US Secretary of State Antony J Blinken and Secretary of Defense Lloyd James III and NATO Secretary-General Jens Stoltenberg will take the foreign and defense ministers of European countries into confidence on the US withdrawal and set a timetable for the withdrawal of NATO's European allies. The officials will address the NATO foreign and defense minsters' conference.
NATO sources told this correspondent that it is yet to be decided how long NATO's European allies will remain in Afghanistan after the withdrawal of the US.
Among the NATO allies, after the United States, Germany has the largest military presence in Afghanistan. European countries also demanded that modern US weapons remain in Afghanistan after the withdrawal of US forces.
This joint meeting of NATO allies with US officials is the first of its kind in which a comprehensive strategy for the withdrawal from Afghanistan will be worked out.
The European allies of NATO have long been pushing for withdrawal from Afghanistan because of the loss of life and property as a result of the war in Afghanistan. European public opinion has turned against this war.
Amid this backdrop, there was intense tension between the Europeans and the United States over aid, especially under former US President Donald Trump. There was a diplomatic crisis between the US and Germany.
America's announcement to withdraw its troops aims to achieve the goals of the UN-sponsored Afghanistan Conference in Istanbul on April 24, as the Afghan Taliban threatened on Tuesday that if the US-Talliban agreement signed on February 2020 in Doha for the withdrawal of US troops from Afghanistan was not honoured, they will boycott the Istanbul Conference.
The Istanbul Conference is to decide the formula for power sharing between the Afghan Taliban and the Ghani administration and other warring factions in Afghanistan.
Pakistan, Iran, Russia, China and the US will participate in the Istanbul Conference.
Ten years ago, a similar conference was boycotted by Pakistan held in Bonn in 2011. The reason for the boycott was the bombing of Pakistan's tribal areas by NATO forces in which a number of Pakistani soldiers were martyred.

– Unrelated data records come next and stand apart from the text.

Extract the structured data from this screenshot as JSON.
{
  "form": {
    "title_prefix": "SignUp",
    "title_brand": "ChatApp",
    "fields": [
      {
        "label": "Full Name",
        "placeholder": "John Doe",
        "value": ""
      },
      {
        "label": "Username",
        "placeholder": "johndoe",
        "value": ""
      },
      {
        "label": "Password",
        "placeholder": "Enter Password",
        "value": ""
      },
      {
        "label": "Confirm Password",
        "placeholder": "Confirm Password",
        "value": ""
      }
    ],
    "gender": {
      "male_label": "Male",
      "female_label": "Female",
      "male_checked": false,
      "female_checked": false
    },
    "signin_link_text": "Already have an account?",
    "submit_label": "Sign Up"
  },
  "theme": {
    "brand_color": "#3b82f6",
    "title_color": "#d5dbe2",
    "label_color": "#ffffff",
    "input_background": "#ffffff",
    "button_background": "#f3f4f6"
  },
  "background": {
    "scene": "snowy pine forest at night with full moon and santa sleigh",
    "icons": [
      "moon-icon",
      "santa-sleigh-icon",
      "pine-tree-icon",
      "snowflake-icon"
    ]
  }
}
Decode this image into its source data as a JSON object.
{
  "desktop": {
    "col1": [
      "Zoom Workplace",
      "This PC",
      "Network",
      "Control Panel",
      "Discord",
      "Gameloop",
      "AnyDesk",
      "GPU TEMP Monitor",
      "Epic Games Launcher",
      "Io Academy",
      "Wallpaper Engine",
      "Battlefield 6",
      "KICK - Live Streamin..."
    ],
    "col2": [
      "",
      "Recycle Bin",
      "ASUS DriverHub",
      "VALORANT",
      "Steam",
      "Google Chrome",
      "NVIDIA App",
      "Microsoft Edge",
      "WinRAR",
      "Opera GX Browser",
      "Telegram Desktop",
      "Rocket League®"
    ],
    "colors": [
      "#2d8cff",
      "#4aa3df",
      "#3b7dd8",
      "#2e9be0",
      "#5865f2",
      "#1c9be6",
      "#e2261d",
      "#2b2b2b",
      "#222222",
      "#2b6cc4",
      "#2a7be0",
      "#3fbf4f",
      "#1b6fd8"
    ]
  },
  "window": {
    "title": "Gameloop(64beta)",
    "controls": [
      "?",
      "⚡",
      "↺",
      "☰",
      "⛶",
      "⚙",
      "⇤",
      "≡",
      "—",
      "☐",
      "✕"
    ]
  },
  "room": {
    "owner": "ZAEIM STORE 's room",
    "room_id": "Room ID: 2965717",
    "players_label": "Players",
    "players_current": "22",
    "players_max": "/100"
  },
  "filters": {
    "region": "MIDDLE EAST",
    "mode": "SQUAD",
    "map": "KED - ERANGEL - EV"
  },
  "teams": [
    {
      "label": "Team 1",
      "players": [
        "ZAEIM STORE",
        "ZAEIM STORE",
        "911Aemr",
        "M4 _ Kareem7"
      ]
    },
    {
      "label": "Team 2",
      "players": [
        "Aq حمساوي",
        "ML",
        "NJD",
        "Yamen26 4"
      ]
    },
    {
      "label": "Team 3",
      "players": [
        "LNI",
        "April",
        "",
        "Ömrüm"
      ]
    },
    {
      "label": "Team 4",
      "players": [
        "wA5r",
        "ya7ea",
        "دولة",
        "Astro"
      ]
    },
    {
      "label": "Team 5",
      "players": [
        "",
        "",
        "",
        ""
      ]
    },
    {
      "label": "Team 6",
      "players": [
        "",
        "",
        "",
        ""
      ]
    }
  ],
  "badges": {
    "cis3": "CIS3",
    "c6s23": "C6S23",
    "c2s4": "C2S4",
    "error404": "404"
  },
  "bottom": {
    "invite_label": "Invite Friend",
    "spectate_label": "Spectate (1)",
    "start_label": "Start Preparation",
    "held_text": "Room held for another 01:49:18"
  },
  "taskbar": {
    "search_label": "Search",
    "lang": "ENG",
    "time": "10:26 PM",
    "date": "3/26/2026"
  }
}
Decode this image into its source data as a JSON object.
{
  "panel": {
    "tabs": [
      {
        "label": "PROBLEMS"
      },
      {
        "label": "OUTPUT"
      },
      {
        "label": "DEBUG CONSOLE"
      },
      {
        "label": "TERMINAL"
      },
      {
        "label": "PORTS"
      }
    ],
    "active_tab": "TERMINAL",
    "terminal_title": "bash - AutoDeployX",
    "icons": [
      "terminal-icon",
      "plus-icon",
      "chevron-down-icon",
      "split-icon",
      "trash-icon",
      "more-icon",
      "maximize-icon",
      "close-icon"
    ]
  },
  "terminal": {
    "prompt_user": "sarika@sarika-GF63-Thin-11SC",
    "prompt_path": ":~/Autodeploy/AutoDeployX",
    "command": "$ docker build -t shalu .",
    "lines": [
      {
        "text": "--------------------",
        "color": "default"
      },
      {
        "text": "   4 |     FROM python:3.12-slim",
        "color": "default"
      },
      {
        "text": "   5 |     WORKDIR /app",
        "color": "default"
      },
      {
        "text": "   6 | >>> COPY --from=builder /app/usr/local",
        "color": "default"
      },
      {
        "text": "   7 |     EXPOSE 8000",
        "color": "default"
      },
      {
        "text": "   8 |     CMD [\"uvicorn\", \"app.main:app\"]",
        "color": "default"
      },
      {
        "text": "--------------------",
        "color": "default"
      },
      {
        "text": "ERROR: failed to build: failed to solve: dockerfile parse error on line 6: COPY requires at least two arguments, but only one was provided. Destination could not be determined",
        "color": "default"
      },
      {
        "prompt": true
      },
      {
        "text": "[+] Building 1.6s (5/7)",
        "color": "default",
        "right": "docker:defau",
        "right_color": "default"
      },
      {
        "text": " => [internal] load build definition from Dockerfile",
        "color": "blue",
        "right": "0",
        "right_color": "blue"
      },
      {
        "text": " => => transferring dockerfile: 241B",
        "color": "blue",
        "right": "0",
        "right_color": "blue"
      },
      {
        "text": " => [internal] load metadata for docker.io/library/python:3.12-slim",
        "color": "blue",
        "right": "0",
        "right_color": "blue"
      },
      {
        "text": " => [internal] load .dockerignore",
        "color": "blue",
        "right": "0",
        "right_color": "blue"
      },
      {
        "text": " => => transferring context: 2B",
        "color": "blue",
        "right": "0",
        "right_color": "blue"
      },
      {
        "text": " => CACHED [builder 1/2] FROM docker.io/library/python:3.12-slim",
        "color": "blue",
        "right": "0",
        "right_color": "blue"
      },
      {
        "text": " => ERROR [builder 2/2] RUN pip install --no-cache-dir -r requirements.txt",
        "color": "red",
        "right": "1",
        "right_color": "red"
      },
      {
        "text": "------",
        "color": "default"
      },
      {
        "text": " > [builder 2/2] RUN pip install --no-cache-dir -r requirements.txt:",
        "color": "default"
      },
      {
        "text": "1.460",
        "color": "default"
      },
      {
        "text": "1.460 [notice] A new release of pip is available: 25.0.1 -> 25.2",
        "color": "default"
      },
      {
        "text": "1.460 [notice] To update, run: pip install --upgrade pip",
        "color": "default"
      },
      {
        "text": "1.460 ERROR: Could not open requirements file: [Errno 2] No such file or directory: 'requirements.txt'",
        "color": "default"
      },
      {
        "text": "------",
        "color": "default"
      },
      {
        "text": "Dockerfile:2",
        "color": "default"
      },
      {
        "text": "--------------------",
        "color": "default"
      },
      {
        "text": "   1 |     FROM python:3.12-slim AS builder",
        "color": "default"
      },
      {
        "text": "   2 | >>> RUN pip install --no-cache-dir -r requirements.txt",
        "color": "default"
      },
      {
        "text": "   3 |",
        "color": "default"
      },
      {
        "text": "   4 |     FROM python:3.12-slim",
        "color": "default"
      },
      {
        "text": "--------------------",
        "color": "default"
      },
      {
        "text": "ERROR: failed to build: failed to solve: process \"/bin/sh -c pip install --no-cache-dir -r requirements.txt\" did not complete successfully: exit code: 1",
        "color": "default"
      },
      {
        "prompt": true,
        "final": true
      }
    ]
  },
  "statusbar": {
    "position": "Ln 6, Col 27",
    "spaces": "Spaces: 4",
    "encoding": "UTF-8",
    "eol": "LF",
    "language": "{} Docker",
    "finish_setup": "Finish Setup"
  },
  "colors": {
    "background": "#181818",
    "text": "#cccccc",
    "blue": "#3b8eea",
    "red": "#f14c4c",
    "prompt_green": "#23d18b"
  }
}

Meanwhile, US Secretary of State Antony J Blinken thanked the secretary-general and stressed the session's importance.
"This is an important moment for our alliance. After the United States was attacked on 9/11 two decades ago, we went to Afghanistan together to deal with those who attacked us," he said.
The US official said Washington and its allies went to Afghanistan to make sure the country would not become a "haven for terrorists again".
Blinken said that the target they had set 20 years ago was achieved, adding that now is the time to withdraw from Afghanistan and bring their troops home.
"President Biden will speak about this in a few hours in the United States, and I'm here to work closely with our allies and with the secretary-general, on the principle that we've established from the start," he said.
The secretary of state said Washington and its allies would work very closely together, in the weeks and months ahead, on a safe, deliberate, and coordinated withdrawal of forces from Afghanistan.
"But even as we do that, our commitment to Afghanistan, to its future, will remain and we'll talk about that today as well," he vowed.